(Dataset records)
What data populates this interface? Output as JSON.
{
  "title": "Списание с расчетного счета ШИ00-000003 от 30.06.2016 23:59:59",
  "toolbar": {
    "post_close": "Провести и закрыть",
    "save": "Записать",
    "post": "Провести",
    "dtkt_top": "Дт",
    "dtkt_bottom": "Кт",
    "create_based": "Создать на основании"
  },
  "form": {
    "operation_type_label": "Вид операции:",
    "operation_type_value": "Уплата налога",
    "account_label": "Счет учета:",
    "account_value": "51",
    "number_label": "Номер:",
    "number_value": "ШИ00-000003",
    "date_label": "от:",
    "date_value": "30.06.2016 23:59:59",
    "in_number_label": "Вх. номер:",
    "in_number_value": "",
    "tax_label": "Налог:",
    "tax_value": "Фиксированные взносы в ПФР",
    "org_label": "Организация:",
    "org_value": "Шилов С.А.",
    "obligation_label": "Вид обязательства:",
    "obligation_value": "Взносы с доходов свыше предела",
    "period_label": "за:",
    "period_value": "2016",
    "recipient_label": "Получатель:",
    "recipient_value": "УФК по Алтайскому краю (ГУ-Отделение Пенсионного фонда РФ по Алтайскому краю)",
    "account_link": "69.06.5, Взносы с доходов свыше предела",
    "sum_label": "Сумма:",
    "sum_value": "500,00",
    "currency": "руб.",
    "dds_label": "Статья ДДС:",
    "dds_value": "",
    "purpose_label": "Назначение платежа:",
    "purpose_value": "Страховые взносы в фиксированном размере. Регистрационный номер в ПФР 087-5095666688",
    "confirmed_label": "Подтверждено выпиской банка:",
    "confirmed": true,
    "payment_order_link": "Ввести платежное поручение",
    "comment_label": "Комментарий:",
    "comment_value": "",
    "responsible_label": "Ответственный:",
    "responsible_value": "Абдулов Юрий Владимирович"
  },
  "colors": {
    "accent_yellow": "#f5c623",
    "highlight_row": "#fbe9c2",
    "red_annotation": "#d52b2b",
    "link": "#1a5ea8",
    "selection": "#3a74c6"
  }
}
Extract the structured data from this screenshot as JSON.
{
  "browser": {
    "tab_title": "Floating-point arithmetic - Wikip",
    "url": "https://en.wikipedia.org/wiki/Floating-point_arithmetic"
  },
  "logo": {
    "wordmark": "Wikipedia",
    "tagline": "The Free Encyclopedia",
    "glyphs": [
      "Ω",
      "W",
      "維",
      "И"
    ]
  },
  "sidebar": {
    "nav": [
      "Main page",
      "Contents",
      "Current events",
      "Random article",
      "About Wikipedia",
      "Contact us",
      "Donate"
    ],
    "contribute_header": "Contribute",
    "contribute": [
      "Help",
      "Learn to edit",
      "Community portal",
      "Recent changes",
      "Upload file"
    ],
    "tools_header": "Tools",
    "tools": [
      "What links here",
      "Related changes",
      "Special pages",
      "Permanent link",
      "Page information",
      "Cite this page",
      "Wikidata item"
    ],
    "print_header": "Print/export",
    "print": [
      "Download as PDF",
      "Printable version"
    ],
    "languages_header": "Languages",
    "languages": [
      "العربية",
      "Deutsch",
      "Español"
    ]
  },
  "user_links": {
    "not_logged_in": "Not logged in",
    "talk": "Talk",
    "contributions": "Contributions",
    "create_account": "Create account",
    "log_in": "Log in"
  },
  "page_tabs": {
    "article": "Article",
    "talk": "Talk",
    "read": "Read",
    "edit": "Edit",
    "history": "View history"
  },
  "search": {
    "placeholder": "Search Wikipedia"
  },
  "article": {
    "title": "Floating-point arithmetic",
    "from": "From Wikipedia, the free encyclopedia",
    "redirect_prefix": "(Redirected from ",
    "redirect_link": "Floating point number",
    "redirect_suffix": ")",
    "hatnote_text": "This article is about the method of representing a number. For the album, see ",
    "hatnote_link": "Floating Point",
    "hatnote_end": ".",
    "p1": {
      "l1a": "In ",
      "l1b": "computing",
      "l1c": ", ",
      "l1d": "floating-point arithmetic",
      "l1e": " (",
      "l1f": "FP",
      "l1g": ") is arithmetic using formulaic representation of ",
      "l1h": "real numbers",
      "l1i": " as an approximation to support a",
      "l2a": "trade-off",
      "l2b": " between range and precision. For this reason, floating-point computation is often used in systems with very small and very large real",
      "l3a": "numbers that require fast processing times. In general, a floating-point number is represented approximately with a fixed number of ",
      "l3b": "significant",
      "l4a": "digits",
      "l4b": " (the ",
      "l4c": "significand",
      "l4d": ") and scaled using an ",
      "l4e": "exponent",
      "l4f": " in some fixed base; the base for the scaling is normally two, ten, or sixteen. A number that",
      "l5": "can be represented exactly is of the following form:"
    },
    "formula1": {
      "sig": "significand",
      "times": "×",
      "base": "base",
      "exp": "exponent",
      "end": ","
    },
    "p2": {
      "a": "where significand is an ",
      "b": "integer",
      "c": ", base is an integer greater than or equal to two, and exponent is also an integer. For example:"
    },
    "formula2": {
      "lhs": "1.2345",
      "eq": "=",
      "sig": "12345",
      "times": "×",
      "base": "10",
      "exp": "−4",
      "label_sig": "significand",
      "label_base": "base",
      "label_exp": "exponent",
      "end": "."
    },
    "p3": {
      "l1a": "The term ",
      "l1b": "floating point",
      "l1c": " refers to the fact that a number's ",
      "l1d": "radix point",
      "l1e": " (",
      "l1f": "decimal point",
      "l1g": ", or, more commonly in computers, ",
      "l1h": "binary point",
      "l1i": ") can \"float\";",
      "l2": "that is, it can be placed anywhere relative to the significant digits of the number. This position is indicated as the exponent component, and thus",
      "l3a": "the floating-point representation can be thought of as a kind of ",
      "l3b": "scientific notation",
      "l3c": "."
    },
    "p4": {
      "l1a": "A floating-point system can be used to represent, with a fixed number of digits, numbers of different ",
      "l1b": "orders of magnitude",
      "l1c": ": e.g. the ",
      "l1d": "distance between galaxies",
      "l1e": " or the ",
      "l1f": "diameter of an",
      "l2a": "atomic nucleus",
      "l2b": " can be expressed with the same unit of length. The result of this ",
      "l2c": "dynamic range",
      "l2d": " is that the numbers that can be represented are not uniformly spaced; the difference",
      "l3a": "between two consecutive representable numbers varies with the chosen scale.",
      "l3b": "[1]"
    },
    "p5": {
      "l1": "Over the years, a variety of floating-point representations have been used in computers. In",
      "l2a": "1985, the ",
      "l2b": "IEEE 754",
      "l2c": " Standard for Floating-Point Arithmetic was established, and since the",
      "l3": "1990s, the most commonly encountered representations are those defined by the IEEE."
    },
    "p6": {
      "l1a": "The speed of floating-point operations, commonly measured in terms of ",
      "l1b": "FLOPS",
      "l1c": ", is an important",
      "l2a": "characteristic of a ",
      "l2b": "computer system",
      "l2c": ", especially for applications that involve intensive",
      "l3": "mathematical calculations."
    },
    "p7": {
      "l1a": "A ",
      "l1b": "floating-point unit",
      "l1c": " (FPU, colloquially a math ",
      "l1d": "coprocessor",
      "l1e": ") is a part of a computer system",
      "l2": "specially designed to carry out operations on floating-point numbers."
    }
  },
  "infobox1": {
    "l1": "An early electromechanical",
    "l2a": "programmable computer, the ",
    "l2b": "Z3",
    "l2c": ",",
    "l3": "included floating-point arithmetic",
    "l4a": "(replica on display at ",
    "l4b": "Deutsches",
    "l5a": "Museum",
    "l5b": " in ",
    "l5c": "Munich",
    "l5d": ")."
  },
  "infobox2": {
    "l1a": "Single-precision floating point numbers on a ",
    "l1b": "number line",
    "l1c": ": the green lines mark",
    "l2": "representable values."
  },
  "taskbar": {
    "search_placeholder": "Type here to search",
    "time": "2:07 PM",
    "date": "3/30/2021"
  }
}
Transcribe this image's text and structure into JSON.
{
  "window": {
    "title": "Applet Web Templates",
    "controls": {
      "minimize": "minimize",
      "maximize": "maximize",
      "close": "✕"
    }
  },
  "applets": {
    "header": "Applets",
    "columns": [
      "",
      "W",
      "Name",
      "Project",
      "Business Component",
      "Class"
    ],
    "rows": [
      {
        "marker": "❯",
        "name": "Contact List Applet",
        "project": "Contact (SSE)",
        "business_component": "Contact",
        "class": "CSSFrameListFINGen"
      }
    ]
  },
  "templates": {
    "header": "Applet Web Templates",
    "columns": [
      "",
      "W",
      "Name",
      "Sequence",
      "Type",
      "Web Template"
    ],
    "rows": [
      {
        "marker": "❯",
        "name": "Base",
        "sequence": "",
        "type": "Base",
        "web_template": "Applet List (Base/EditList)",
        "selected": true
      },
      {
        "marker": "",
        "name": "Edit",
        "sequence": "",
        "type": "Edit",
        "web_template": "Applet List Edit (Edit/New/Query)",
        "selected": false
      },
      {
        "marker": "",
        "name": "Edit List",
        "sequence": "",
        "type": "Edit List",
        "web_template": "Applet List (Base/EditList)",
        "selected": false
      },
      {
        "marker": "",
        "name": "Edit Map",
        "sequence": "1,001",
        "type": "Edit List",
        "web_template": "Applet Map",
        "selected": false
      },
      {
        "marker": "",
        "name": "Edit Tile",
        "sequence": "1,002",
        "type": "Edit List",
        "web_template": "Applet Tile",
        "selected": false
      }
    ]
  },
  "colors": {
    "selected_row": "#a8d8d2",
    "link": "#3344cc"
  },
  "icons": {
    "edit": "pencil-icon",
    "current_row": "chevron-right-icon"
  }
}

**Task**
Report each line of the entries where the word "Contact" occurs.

**Task response**
      "Contact us",
        "name": "Contact List Applet",
        "project": "Contact (SSE)",
        "business_component": "Contact",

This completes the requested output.